Top 17 questions to answer before launching your SEO campaign

24 March 2016

1. Launching a new SEO campaign can feel overwhelming. There are so many factors to take into account to ensure an all-round success that missing something out could jeopardise the entire strategy…

2. What you need is a list of questions to ask yourself, and here are our staples:

3. Who is your audience? If you want to attract a particular demographic in your site visitors, you need to establish, in advance, who this will be.

4. Where are your audience? This can be asked about both online and offline audiences. In terms of online, do they favour Facebook or Twitter? Google search or Bing? And offline, do you concentrate your business in a particular geographical area? Do your customer demographics show you that your sales are focused in a certain region?

5. What content do they consume? Are your readers more likely to frequent BuzzFeed or the Financial Times? Do they share cat pics or listicles on their lunch break? More seriously, do they consume long-form, in-depth articles or shorter content that is easier to digest? The answers to all of these questions can help you to plan not only your own content, but also your social media strategy for promoting it.
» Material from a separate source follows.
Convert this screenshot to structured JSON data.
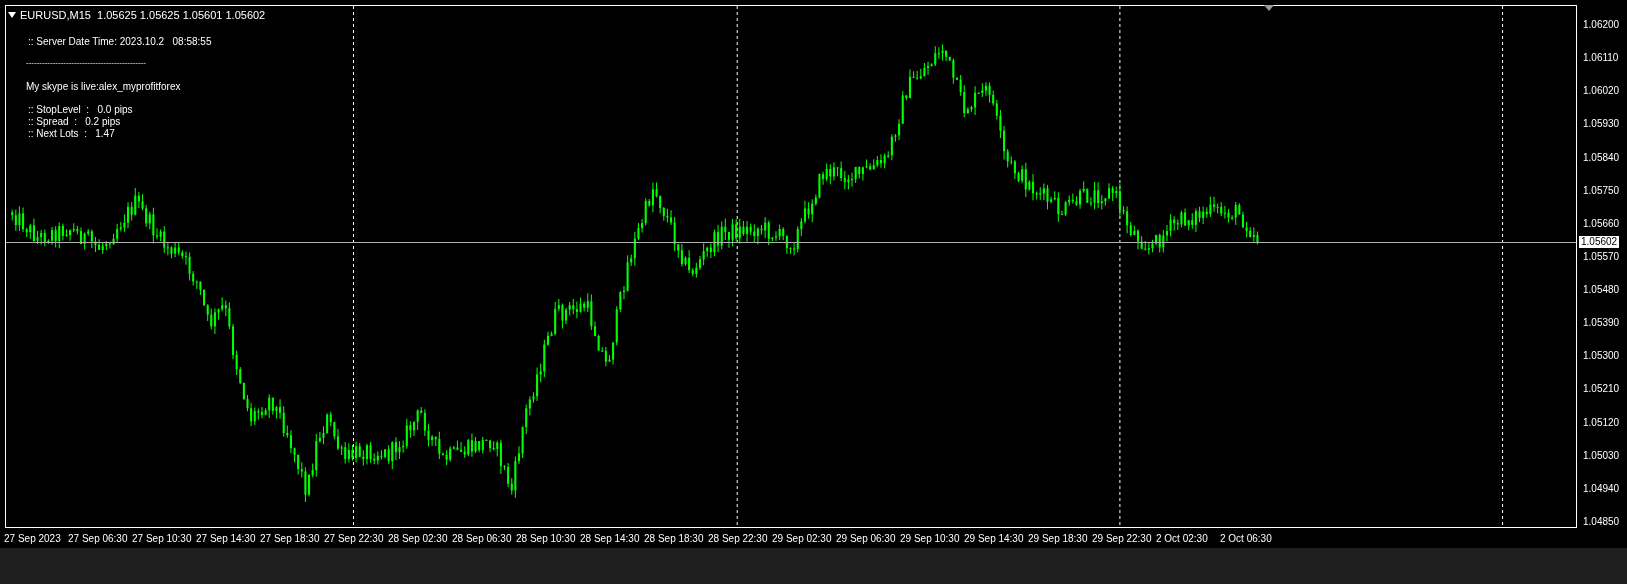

6. What are your highest margin online products? It makes sense to put more effort into optimising the products with the highest margins over those that won’t make you as much money.

7. Who are your competitors? This may be different online to your real-life competitors, but it is just as important to be familiar with your online opponents as it is your brick-and-mortar ones.

8. When are your peak seasons? If you are an e-commerce store selling gifts, this may seem like an obvious question. But perhaps, if you sell personalised greetings cards, you sell more on Valentine’s Day than in Q4. By understanding your sales and how they grow and fade during the year, you can know when and where to put extra effort into your SEO work.

9. Who is talking about your competitors? Make sure your social listening efforts don’t just soak up praise about your own brand. You can learn a lot by setting up social searches and search engine notifications to alert you when somebody talks about your competitors, too.

10. What are your business and digital KPIs? How do you know when you are succeeding? What does a great month look like for your business? Set and observe your key performance indicators so that you can measure and mark your successes and failures.

11. What do you want to be known for? If you are going to focus attention on optimising your website for particular topics, keywords and phrases, make sure you pick the correct ones to work on.

12. What is your motivation for optimising your website? The answer to this might be more sales, more subscribers, higher traffic, more backlinks, or attracting more publicity; understanding the question will help you to carry out your SEO activities in the right way.

13. What technology was used to build the site? Certain content management systems make optimising for SEO easier than others, so understanding the groundwork on which your site sits will help you to work out whether optimisation can be assisted by simple plugins (as in with Wordpress) or whether you will need customised coding to boost your efforts.

14. How willing are you to make changes to the site? If you’re 100% happy with everything you’ve done to date, you may be wary of making improvements… Think carefully about whether you are willing to make changes to improve your search engine visibility.

15. How do you plan to track the success of your SEO work? Just carrying out activities and failing to monitor or measure the results will result in a process that is too random to show any real benefits. Come up with a clear plan of measurement and reporting so that you can keep track of what works and what doesn’t.

16. Are you willing to invest budget into creating content? It’s a cliché, but content is – you guessed it – king, and failing to allocate a budget to its creation, whether in-house or externally produced, will limit an SEO strategy considerably.

17. How do you plan to fit SEO into your wider marketing strategy? Have you come up with a way of integrating your SEO work with your sales, marketing and PR departments, for instance?

18. What devices are your audience using? Most importantly, does your website display perfectly on those devices?

19. Are you experienced enough to take a mobile-first approach? Or do you need to recruit specialists or get the services of an external team with this kind of knowledge and experience?